By David Usborne in New York
Published: 10 May 2007
The former US president Bill Clinton has unveiled an ambitious programme to provide generic versions of Aids drugs for patients in developing countries at greatly reduced prices.
The initiative is a challenge to many US-based manufacturers who have balked at relaxing patent protections and cutting prices for poorer countries.
Mr Clinton has also endorsed decisions by Brazil and Thailand to override patents on the drugs and to pursue the manufacture of generic versions after negotiations with the manufacturers failed. "I strongly support the position of the governments of Thailand and Brazil and their decision after futile negotiations to break these patents," he said.
In a direct attack on American drugs companies, he said: "No company will live or die because of high price premiums for Aids drugs in middle-income countries, but patients may."
Mr Clinton's foundation has been working since 2002 to broker deals to increase the availability of Aids medicines. Approximately 750,000 people are believed to have had access to them for the first time through his work. Aids/HIV affects some 39 million people, and almost 95 per cent are in developing countries.
This time, his foundation has negotiated with two manufacturers in India - Cipla and Matrix Laboratories - to produce generic versions of second-line medicines for when patients develop resistance to the treatment they are originally prescribed, as well as one-tablet-a-day first-line drugs that are less toxic.
Paying for second-line drugs is threatening to overwhelm the healthcare budgets of many governments as more long-term patients begin to develop resistance. They are generally 10-times more expensive. "That's a very great strain on countries' healthcare budgets," Mr Clinton said.
Helping to buy the second-line drugs from the companies will be a group of countries that have together raised $100m (£50m), led by France. The French ambassador to the US joined Mr Clinton for the announcement.

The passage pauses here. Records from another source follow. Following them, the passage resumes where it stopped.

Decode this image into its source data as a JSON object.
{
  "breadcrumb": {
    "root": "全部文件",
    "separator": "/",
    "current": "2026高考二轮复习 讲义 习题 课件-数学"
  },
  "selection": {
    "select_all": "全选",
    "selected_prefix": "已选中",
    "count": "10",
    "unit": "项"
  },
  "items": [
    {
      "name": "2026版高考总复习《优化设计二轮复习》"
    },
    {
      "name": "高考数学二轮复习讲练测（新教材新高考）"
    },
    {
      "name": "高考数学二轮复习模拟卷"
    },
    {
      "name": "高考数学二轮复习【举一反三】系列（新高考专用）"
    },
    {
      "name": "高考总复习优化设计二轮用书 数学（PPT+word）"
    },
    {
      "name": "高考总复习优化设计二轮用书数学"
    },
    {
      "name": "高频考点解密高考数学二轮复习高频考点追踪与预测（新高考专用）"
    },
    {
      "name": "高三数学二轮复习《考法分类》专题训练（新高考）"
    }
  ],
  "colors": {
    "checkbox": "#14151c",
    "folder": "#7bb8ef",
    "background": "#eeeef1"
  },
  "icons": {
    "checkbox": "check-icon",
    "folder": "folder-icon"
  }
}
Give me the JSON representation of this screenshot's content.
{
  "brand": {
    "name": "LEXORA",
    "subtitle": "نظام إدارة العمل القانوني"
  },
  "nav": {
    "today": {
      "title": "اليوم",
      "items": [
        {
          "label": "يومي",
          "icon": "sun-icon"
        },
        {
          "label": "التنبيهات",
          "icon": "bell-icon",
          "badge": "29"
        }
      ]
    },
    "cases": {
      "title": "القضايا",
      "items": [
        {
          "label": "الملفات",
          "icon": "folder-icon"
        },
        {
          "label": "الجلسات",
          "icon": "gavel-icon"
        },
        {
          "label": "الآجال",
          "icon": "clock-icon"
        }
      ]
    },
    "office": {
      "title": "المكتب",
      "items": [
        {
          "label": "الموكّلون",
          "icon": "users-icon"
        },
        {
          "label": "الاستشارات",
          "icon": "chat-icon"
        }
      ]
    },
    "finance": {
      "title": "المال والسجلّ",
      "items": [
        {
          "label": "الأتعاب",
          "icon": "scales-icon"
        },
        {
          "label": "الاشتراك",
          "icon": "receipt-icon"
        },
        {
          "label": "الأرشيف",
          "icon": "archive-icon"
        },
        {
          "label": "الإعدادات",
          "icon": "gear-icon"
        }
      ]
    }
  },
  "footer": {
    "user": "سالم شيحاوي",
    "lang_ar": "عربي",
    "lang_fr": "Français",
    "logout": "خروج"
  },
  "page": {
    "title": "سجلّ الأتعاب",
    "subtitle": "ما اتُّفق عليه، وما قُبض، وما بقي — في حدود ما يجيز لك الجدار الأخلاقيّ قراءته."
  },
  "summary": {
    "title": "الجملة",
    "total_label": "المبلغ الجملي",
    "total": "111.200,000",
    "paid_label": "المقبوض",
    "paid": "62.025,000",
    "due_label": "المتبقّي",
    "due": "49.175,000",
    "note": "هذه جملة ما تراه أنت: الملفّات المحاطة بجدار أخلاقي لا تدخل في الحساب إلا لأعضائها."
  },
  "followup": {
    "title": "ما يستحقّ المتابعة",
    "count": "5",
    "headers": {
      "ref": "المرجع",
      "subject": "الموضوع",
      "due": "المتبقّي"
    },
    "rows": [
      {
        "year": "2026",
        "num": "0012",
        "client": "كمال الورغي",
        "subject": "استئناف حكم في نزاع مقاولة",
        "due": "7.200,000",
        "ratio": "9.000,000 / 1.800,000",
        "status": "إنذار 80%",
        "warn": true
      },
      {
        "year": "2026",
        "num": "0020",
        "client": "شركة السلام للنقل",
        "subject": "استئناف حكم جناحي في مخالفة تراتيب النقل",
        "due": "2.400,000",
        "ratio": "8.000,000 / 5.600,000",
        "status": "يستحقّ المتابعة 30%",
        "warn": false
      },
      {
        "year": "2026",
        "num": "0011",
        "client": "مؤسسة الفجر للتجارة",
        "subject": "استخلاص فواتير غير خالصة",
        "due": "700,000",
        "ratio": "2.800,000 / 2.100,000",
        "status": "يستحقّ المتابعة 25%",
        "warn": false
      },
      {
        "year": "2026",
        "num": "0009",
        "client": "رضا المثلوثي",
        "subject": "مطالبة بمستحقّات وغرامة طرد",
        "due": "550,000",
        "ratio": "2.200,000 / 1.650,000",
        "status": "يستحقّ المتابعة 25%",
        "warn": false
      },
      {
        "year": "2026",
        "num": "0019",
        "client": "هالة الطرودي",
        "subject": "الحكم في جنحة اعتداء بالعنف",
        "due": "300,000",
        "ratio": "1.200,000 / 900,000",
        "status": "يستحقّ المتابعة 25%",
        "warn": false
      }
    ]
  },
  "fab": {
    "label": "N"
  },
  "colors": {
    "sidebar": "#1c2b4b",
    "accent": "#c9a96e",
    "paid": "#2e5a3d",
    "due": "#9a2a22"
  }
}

Under the programme, the once-daily first-line pills will become available for about $1 a day. They will combine the drugs Tenofovir, Lamivudine and Efavirenz. "This drug represents the best chance that science has to offer," Mr Clinton said. Money for the drugs will come largely from donor groups including the Global Fund to Fight Aids, Tuberculosis and Malaria.
The initiative means that the second-line drugs will be made available with average savings over current prices of about 25 per cent for low-income countries and 50 per cent in middle-income countries.
That Mr Clinton is willing to take the side of foreign governments against US companies is troubling news for the big American manufacturers. He said that the US manufacturer Abbott had "been almost alone in its hardline position here over what I consider to be a life and death matter".
The life-saving effect of antiretrovirals
* Drugs have transformed Aids from a killer disease to a chronic condition that people can live with
* Those lucky enough to have access to highly active antiretroviral therapy (HAART) can look forward to a near normal lifespan. But that takes careful monitoring and a healthy lifestyle to boost the immune system and ward off infection
* In developing countries, new and better drugs in simpler combinations have brought new hope. Combined with quicker, simpler diagnostic tests they are bringing treatment to more people and improving compliance, which is crucial to preventing drug resistance
* Increasing access to treatment is the key to successful prevention. Once drugs are available, people have a reason to go and get tested and can then be counselled to avoid further spread.